▸ **What is required**:
Repeat all of the records exactly, leaving out the pictures.

Dataset rows describing interfaces:

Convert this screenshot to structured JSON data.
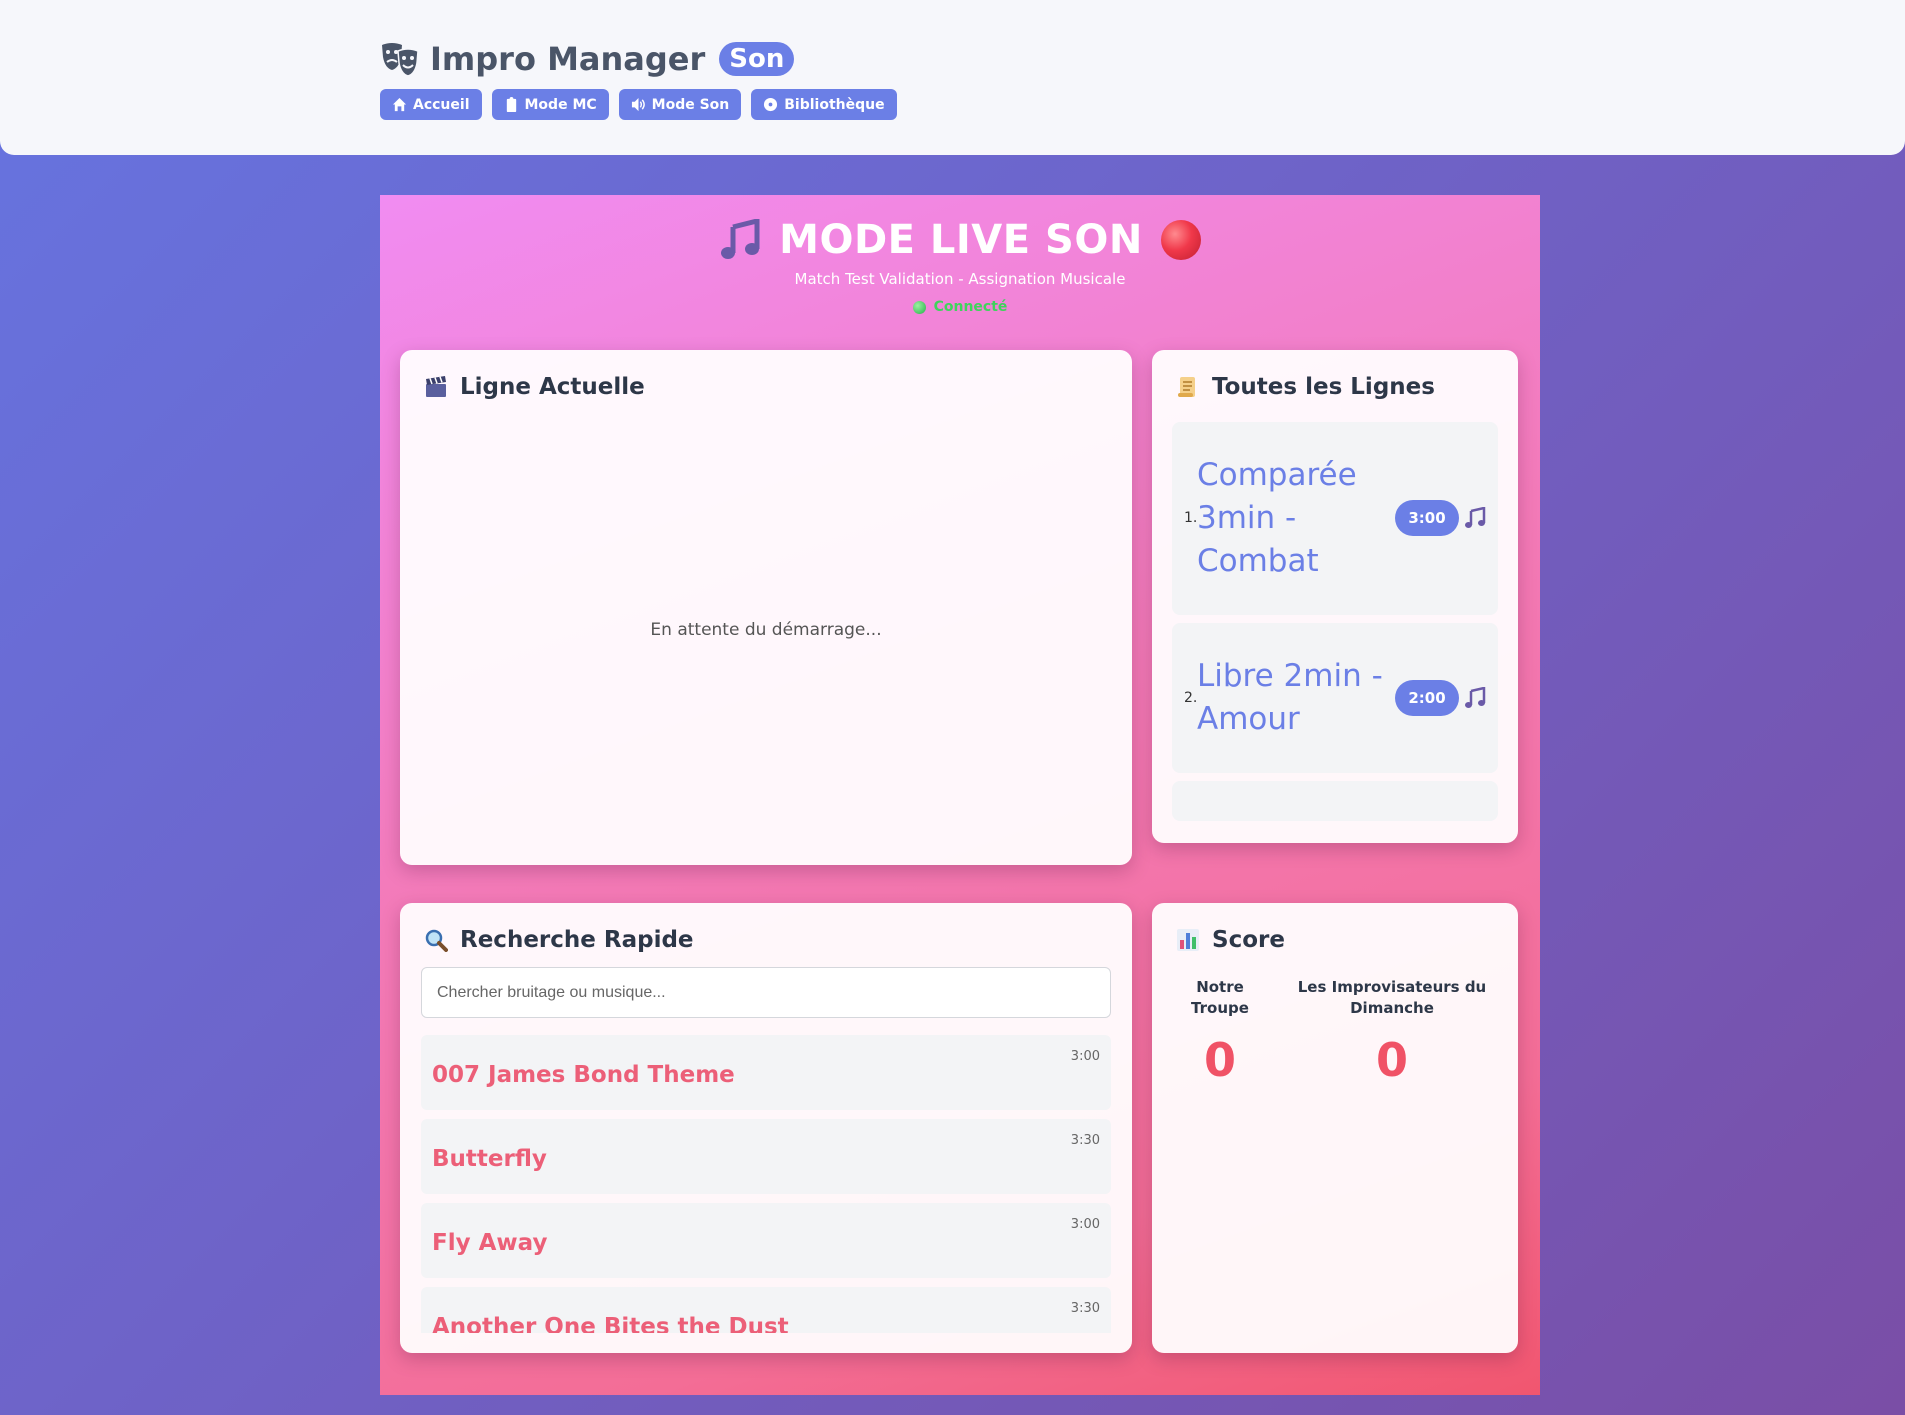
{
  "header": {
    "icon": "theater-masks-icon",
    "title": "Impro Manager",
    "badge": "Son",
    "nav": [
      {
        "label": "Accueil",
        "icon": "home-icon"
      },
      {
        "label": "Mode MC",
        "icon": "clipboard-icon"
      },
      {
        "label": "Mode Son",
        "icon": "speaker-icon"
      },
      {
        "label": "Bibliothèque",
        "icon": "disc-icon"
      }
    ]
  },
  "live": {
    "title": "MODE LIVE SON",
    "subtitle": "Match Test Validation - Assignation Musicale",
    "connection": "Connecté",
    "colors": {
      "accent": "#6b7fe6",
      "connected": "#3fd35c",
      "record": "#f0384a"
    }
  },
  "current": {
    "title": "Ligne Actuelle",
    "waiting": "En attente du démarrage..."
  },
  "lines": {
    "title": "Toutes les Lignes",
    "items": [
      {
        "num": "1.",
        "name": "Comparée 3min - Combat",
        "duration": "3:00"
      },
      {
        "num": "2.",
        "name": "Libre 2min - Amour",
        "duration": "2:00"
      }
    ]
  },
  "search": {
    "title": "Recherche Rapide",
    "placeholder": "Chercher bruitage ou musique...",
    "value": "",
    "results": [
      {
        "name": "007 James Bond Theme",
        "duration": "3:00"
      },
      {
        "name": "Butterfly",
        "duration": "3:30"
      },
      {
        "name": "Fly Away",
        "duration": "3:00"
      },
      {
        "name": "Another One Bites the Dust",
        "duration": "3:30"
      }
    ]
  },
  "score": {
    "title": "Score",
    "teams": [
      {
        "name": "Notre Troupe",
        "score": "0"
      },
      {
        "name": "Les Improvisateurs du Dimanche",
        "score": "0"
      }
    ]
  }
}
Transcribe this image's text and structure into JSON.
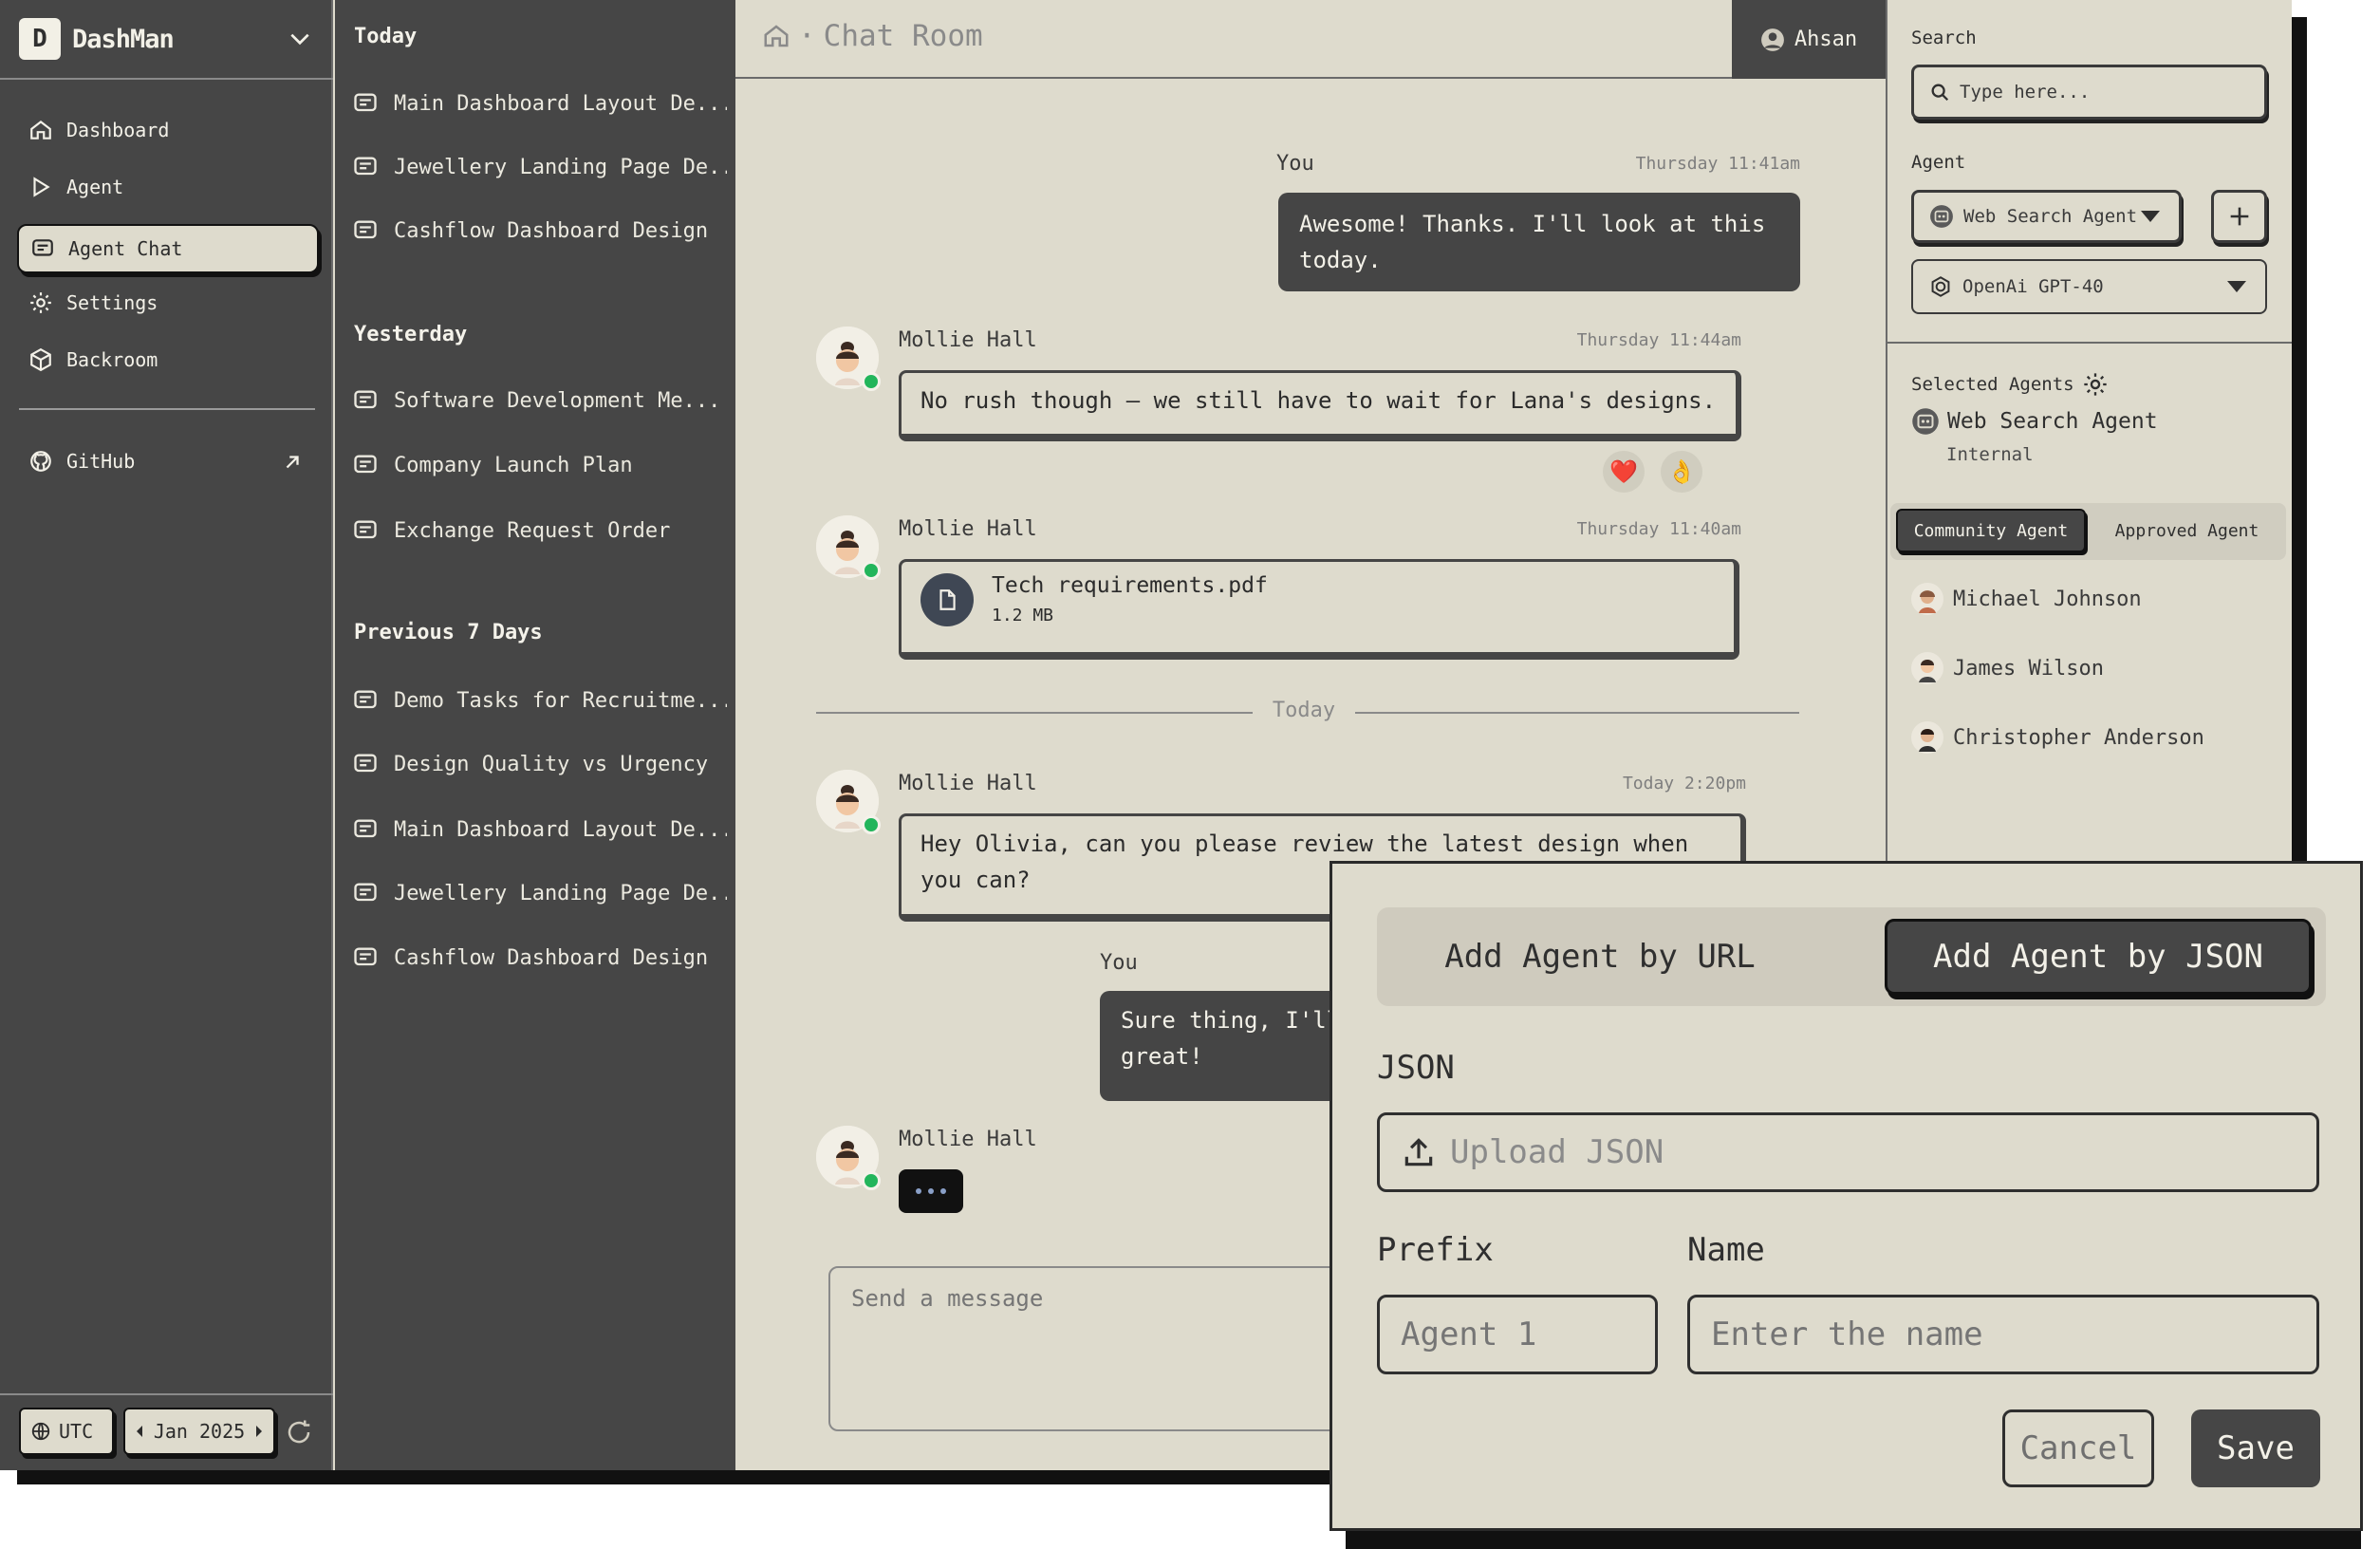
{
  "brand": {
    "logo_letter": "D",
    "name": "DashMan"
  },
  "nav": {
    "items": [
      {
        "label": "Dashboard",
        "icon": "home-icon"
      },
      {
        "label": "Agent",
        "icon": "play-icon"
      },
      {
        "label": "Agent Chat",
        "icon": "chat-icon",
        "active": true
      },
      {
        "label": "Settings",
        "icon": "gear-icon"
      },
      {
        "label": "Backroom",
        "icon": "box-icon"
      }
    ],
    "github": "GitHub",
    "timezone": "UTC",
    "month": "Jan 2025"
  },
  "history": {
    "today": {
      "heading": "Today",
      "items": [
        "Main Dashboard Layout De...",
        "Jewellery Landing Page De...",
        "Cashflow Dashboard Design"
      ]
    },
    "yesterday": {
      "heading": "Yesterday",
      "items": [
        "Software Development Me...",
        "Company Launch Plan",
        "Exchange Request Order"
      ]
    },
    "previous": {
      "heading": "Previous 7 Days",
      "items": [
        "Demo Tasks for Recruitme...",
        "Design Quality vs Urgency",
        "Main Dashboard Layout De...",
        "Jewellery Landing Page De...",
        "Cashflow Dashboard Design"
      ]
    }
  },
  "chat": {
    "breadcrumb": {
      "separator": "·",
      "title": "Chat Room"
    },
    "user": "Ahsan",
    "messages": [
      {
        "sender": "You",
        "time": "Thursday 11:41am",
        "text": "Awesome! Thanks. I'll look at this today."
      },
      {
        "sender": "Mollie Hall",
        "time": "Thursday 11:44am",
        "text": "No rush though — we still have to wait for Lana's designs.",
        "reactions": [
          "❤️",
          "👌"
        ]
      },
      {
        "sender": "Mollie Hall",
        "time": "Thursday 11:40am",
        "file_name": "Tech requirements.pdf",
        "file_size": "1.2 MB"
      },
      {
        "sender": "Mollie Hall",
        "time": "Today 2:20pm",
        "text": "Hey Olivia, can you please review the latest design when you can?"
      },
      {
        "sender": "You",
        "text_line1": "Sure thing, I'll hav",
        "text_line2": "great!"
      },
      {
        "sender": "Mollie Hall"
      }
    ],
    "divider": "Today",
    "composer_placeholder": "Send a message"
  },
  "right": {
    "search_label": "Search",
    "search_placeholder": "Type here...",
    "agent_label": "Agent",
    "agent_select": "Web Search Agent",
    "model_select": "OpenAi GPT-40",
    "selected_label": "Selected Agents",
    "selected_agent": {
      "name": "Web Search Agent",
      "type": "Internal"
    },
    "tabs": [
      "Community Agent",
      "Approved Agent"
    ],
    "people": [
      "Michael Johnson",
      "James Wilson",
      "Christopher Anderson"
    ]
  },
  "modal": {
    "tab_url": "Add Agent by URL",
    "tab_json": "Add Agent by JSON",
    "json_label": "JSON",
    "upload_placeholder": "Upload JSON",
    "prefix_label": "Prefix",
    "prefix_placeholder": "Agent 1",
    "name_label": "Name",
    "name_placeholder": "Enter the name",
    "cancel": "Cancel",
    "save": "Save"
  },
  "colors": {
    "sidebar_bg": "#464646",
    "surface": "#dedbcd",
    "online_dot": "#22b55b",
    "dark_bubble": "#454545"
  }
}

▸ **Reply**:
Convert this screenshot to structured JSON data.
{
  "header": {
    "icon": "theater-masks-icon",
    "title": "Impro Manager",
    "badge": "Son",
    "nav": [
      {
        "label": "Accueil",
        "icon": "home-icon"
      },
      {
        "label": "Mode MC",
        "icon": "clipboard-icon"
      },
      {
        "label": "Mode Son",
        "icon": "speaker-icon"
      },
      {
        "label": "Bibliothèque",
        "icon": "disc-icon"
      }
    ]
  },
  "live": {
    "title": "MODE LIVE SON",
    "subtitle": "Match Test Validation - Assignation Musicale",
    "connection": "Connecté",
    "colors": {
      "accent": "#6b7fe6",
      "connected": "#3fd35c",
      "record": "#f0384a"
    }
  },
  "current": {
    "title": "Ligne Actuelle",
    "waiting": "En attente du démarrage..."
  },
  "lines": {
    "title": "Toutes les Lignes",
    "items": [
      {
        "num": "1.",
        "name": "Comparée 3min - Combat",
        "duration": "3:00"
      },
      {
        "num": "2.",
        "name": "Libre 2min - Amour",
        "duration": "2:00"
      }
    ]
  },
  "search": {
    "title": "Recherche Rapide",
    "placeholder": "Chercher bruitage ou musique...",
    "value": "",
    "results": [
      {
        "name": "007 James Bond Theme",
        "duration": "3:00"
      },
      {
        "name": "Butterfly",
        "duration": "3:30"
      },
      {
        "name": "Fly Away",
        "duration": "3:00"
      },
      {
        "name": "Another One Bites the Dust",
        "duration": "3:30"
      }
    ]
  },
  "score": {
    "title": "Score",
    "teams": [
      {
        "name": "Notre Troupe",
        "score": "0"
      },
      {
        "name": "Les Improvisateurs du Dimanche",
        "score": "0"
      }
    ]
  }
}
Transcribe this image's text and structure into JSON.
{
  "brand": {
    "logo_letter": "D",
    "name": "DashMan"
  },
  "nav": {
    "items": [
      {
        "label": "Dashboard",
        "icon": "home-icon"
      },
      {
        "label": "Agent",
        "icon": "play-icon"
      },
      {
        "label": "Agent Chat",
        "icon": "chat-icon",
        "active": true
      },
      {
        "label": "Settings",
        "icon": "gear-icon"
      },
      {
        "label": "Backroom",
        "icon": "box-icon"
      }
    ],
    "github": "GitHub",
    "timezone": "UTC",
    "month": "Jan 2025"
  },
  "history": {
    "today": {
      "heading": "Today",
      "items": [
        "Main Dashboard Layout De...",
        "Jewellery Landing Page De...",
        "Cashflow Dashboard Design"
      ]
    },
    "yesterday": {
      "heading": "Yesterday",
      "items": [
        "Software Development Me...",
        "Company Launch Plan",
        "Exchange Request Order"
      ]
    },
    "previous": {
      "heading": "Previous 7 Days",
      "items": [
        "Demo Tasks for Recruitme...",
        "Design Quality vs Urgency",
        "Main Dashboard Layout De...",
        "Jewellery Landing Page De...",
        "Cashflow Dashboard Design"
      ]
    }
  },
  "chat": {
    "breadcrumb": {
      "separator": "·",
      "title": "Chat Room"
    },
    "user": "Ahsan",
    "messages": [
      {
        "sender": "You",
        "time": "Thursday 11:41am",
        "text": "Awesome! Thanks. I'll look at this today."
      },
      {
        "sender": "Mollie Hall",
        "time": "Thursday 11:44am",
        "text": "No rush though — we still have to wait for Lana's designs.",
        "reactions": [
          "❤️",
          "👌"
        ]
      },
      {
        "sender": "Mollie Hall",
        "time": "Thursday 11:40am",
        "file_name": "Tech requirements.pdf",
        "file_size": "1.2 MB"
      },
      {
        "sender": "Mollie Hall",
        "time": "Today 2:20pm",
        "text": "Hey Olivia, can you please review the latest design when you can?"
      },
      {
        "sender": "You",
        "text_line1": "Sure thing, I'll hav",
        "text_line2": "great!"
      },
      {
        "sender": "Mollie Hall"
      }
    ],
    "divider": "Today",
    "composer_placeholder": "Send a message"
  },
  "right": {
    "search_label": "Search",
    "search_placeholder": "Type here...",
    "agent_label": "Agent",
    "agent_select": "Web Search Agent",
    "model_select": "OpenAi GPT-40",
    "selected_label": "Selected Agents",
    "selected_agent": {
      "name": "Web Search Agent",
      "type": "Internal"
    },
    "tabs": [
      "Community Agent",
      "Approved Agent"
    ],
    "people": [
      "Michael Johnson",
      "James Wilson",
      "Christopher Anderson"
    ]
  },
  "modal": {
    "tab_url": "Add Agent by URL",
    "tab_json": "Add Agent by JSON",
    "json_label": "JSON",
    "upload_placeholder": "Upload JSON",
    "prefix_label": "Prefix",
    "prefix_placeholder": "Agent 1",
    "name_label": "Name",
    "name_placeholder": "Enter the name",
    "cancel": "Cancel",
    "save": "Save"
  },
  "colors": {
    "sidebar_bg": "#464646",
    "surface": "#dedbcd",
    "online_dot": "#22b55b",
    "dark_bubble": "#454545"
  }
}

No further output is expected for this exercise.